= Beginning of Section =

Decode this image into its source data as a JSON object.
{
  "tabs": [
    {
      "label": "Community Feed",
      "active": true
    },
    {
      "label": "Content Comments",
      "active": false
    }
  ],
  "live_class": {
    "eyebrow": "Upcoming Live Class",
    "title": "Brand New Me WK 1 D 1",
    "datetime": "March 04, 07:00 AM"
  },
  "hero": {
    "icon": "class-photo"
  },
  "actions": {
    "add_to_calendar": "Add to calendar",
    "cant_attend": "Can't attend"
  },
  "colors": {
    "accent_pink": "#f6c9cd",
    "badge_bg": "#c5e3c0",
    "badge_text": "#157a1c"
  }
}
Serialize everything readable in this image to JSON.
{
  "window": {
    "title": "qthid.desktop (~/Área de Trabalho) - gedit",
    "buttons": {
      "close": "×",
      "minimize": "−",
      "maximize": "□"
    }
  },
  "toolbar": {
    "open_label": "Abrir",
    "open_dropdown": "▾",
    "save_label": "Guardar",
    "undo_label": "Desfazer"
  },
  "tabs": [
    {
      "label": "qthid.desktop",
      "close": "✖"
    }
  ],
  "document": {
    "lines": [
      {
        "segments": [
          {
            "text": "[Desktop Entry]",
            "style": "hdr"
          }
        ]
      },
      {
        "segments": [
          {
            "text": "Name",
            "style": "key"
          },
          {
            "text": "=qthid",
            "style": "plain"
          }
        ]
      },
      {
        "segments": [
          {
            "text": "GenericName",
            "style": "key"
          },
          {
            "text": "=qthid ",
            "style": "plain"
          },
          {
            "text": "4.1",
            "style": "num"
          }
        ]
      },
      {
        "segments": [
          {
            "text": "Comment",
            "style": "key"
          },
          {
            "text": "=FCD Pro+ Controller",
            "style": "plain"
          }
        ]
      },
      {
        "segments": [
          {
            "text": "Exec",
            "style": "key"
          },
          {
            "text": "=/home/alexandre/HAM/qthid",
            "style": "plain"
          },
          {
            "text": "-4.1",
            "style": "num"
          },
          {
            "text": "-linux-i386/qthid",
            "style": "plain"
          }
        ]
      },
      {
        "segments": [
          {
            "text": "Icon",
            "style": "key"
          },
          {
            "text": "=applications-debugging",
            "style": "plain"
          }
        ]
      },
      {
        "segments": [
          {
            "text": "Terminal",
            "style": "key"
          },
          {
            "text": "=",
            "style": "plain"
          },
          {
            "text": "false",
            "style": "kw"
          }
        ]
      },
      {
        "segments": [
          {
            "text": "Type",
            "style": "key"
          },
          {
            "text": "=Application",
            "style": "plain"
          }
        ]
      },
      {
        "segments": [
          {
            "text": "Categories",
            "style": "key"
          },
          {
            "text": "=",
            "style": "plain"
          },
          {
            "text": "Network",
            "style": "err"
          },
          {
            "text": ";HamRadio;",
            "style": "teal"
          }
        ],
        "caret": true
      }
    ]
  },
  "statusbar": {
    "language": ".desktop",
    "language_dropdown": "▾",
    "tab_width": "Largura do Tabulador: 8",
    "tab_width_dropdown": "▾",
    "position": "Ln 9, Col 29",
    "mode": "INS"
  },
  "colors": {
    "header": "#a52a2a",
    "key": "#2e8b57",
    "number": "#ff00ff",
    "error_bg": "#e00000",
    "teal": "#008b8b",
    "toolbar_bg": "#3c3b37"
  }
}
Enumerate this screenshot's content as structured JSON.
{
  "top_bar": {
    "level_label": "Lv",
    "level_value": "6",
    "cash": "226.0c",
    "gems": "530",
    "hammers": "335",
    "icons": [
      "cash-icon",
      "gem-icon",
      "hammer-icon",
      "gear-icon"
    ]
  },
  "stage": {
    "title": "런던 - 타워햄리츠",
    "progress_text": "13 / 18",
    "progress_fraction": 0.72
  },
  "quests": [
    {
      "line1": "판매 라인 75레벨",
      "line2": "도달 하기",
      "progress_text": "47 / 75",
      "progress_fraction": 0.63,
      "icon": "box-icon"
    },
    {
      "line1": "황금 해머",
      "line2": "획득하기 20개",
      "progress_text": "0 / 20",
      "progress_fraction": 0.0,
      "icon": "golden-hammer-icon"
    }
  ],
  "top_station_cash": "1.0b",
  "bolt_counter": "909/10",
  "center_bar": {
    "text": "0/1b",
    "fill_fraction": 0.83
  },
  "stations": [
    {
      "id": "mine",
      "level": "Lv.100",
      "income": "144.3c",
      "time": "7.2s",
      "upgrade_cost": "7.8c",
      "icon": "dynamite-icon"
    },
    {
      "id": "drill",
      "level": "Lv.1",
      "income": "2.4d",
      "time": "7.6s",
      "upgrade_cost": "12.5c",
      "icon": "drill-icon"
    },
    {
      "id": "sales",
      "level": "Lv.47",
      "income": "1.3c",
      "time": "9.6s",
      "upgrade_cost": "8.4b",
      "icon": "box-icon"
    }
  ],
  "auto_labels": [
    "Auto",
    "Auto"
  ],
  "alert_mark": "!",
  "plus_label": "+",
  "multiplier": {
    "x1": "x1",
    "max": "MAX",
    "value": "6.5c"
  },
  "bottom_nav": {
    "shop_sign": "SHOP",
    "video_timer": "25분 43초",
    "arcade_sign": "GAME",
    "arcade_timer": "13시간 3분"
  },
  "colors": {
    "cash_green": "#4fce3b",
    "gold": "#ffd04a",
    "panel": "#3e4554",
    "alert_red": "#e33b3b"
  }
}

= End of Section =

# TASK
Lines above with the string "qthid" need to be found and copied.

# OUTPUT
    "title": "qthid.desktop (~/Área de Trabalho) - gedit",
      "label": "qthid.desktop",
            "text": "=qthid",
            "text": "=qthid ",
            "text": "=/home/alexandre/HAM/qthid",
            "text": "-linux-i386/qthid",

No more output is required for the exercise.